▸ **Dataset rows describing interfaces**

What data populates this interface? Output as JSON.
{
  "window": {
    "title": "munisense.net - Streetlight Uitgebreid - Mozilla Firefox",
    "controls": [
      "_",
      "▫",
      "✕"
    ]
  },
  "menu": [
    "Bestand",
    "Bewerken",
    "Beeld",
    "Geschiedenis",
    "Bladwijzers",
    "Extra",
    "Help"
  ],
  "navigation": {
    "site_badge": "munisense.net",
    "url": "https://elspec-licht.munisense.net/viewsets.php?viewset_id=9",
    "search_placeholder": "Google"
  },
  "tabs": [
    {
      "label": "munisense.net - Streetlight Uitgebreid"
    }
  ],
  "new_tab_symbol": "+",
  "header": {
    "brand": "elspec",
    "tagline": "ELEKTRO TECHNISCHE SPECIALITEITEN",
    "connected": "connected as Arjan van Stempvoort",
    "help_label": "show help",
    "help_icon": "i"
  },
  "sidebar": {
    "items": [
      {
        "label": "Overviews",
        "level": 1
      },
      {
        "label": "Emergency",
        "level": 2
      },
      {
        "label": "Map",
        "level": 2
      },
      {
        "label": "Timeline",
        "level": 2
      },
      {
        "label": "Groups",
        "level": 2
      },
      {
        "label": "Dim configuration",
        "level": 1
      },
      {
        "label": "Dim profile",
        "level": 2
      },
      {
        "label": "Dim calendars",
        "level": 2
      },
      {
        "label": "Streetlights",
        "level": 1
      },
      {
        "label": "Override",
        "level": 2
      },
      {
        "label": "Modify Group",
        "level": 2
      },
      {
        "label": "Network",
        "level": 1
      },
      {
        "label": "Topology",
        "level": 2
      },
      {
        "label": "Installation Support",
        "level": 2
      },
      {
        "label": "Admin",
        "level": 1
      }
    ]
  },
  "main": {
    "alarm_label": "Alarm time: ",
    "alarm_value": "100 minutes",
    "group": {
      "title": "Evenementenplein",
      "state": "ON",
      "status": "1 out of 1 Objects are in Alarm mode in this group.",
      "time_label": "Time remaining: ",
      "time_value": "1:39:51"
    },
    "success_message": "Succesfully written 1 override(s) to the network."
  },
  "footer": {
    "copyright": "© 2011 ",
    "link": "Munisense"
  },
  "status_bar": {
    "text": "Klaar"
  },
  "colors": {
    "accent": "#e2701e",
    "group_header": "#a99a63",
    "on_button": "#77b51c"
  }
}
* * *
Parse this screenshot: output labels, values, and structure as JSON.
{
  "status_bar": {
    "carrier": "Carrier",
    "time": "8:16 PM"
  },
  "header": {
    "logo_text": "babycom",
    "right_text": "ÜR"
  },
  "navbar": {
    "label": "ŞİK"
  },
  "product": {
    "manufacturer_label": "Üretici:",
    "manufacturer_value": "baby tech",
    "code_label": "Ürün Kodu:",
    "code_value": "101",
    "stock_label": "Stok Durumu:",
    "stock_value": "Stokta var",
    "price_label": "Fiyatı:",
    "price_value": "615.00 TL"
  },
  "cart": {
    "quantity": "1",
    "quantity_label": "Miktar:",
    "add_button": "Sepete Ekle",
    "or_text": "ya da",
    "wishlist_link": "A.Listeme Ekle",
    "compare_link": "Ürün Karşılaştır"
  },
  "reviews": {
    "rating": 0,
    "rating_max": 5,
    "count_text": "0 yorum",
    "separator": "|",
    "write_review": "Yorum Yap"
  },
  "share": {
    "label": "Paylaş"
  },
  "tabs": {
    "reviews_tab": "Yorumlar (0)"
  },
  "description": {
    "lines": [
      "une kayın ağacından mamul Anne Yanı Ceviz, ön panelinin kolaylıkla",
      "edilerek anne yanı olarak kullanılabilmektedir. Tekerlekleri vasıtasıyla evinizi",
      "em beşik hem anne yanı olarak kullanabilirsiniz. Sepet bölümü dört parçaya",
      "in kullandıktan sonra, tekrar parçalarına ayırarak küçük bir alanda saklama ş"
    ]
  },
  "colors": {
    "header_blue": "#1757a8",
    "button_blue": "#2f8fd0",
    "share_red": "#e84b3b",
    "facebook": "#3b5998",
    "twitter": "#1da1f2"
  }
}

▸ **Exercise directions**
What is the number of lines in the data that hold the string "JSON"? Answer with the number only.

▸ **Final answer**
2